ST. LOUIS (KMOX) — My first full day at KMOX was on a Sunday morning: August 3, 1997. I had been hired just two days earlier to serve as a part-time producer at the legendary station.
As a kid, I had always dreamed of being able to see what it was like behind the curtain at One Memorial Drive. Now, at age 22, suddenly I was one of the people behind that curtain. Just like that.
At 6:00 AM, as I settled into my seat in “Producer B,” a room with three computers, two phones and plenty of blinking lights, I quickly introduced myself to the Sunday staff. Our news anchor, Bill Reker, said hello. The news and engineering crew met me for the first time and went over several procedures in case of breaking news, weather, etc.
At 7:00 AM, the tone at the top of the hour signaled the start of CBS News. Four minutes later, Reker began his local newscast. I was playing and logging commercials, watching monitors, answering phone calls. It was a little overwhelming for a recent college grad, but I pretended like it wasn’t. This is what I signed up for.
Then just before 7:15 AM, I heard someone walk into the room to my left. The voice was unmistakable and immediately brought me back to my youth: “Good morning, how are you?”
He smiled and stuck out his hand to shake mine: “Ron Jacober.”
Just as he did for this aspiring sportscaster in the summer of ’97, Ron Jacober has been putting people at ease since he began his radio career in 1969.
I think that’s Ron’s best quality: making people comfortable. It started with his now-legendary interview sessions with Muhammad Ali and Harry Caray. Former Cardinals general manager Walt Jocketty looked forward to Sundays with Ron, a tradition that John Mozeliak currently enjoys. It wasn’t until his appearances with Ron that Tony La Russa developed a closer relationship with Cardinals fans. Whether you were a team executive, athletic director or spokesperson, you knew that Ron’s show was the place to be. He was going to ask the pertinent questions — but he was going to do it right, always.
Sunday at noon, Ron Jacober signed off as host of “Sports on a Sunday Morning” for the final time.
Oh, you’ll still hear his voice on the air. He’ll be making many appearances, especially when it can help put a St. Louis sports story into historical context. His ability to provide on-air warmth to both listeners and guests will always be appreciated — and needed.
That’s not to say Ron doesn’t have an opinion or two. He never hesitates to offer his take on a sports topic and certainly has the depth of knowledge to back it up. But in an age of attention-grabbing sports hosts, Ron continues to make the games and the sports personalities the story.

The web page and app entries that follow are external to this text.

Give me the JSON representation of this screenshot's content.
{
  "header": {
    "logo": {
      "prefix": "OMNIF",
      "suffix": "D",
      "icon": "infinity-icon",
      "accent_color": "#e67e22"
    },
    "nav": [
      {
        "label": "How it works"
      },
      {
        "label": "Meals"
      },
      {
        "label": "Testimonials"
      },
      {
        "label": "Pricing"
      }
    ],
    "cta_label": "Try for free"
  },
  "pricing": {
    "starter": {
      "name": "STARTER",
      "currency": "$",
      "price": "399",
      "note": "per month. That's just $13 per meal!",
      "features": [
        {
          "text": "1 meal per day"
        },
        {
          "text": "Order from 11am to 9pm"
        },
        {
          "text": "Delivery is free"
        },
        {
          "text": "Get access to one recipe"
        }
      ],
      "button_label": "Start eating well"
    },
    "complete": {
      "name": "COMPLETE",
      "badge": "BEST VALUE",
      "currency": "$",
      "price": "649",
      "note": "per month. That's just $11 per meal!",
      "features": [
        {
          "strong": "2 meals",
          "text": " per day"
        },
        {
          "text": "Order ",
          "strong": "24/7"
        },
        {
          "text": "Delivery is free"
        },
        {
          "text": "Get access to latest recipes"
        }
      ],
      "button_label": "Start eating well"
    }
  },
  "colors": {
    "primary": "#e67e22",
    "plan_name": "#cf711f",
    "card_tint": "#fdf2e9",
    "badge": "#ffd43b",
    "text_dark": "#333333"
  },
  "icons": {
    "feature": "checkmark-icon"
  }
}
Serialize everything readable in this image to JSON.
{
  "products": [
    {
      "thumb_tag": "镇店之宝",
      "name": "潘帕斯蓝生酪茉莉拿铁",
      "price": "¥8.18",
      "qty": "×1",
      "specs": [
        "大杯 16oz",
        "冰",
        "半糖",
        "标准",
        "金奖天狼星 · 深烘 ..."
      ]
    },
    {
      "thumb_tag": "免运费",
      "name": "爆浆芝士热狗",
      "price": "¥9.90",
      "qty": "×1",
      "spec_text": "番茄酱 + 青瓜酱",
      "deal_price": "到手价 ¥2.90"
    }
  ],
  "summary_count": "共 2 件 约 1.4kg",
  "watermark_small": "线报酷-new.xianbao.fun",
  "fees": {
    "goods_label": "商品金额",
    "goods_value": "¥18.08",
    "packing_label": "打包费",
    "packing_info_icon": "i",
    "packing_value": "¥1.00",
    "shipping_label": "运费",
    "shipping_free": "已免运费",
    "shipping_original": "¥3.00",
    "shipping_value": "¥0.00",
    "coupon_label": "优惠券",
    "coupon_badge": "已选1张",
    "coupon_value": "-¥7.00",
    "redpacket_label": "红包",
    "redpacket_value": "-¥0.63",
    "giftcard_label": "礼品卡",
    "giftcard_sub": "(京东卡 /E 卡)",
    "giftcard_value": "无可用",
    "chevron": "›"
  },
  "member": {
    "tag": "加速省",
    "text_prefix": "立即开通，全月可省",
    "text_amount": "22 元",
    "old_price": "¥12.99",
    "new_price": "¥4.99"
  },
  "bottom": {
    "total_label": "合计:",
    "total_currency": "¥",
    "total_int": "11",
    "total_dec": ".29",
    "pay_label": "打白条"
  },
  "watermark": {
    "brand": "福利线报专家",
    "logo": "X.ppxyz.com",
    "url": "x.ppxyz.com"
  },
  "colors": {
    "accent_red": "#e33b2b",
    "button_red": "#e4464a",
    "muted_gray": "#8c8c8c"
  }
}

It’s a lesson for all who are trying to make it in this business, including me.
I’ll challenge anyone to find a more versatile sportscaster — anywhere. Can Ron talk baseball? As a fan of Stan Musial, the game was part of Ron’s Highland, Ill. upbringing. Hockey? Ron was a Blues play-by-play announcer and worked alongside Hall of Famer Dan Kelly. Football? Ron hosted Sundays for decades. Basketball? Ron traveled around the country doing college games.
Golf, tennis, soccer, bowling, auto racing, horse racing, boat racing…name the sport and Ron had an expert on speed dial. He’s always surrounded himself with the best people in sports, always determined to learn more about the games he covers. It’s no wonder CBS Radio sent Ron to Sydney for the 2000 Olympics during his 44-year run, the second-longest of continuous sportscasting in St. Louis history, eclipsed only by Jack Buck (48 years).
Here’s what I’ve learned most from Ron: how to be a great husband and father. I’ve admired for years how he cared for his mother. The trips he took with his wife, Lois, and the love they share. How he beams with pride when talking about his sons, his grandchildren.
I’ll never forget attending his Missouri Sports Hall of Fame induction last year in Springfield, Mo. and seeing his family members seated together at a table. Just above them, on stage, was Ron, looking out over the crowd.
I walked up to the dais…and he smiled and stuck out his hand to shake mine.
I can only dream that someday I can retire on my own terms — with the grace and class of Ron Jacober.
Tom Ackerman is Sports Director at KMOX. Follow him on Twitter: @Ackerman1120
Send congratulations and well wishes to Ron here: Email Ron Jacober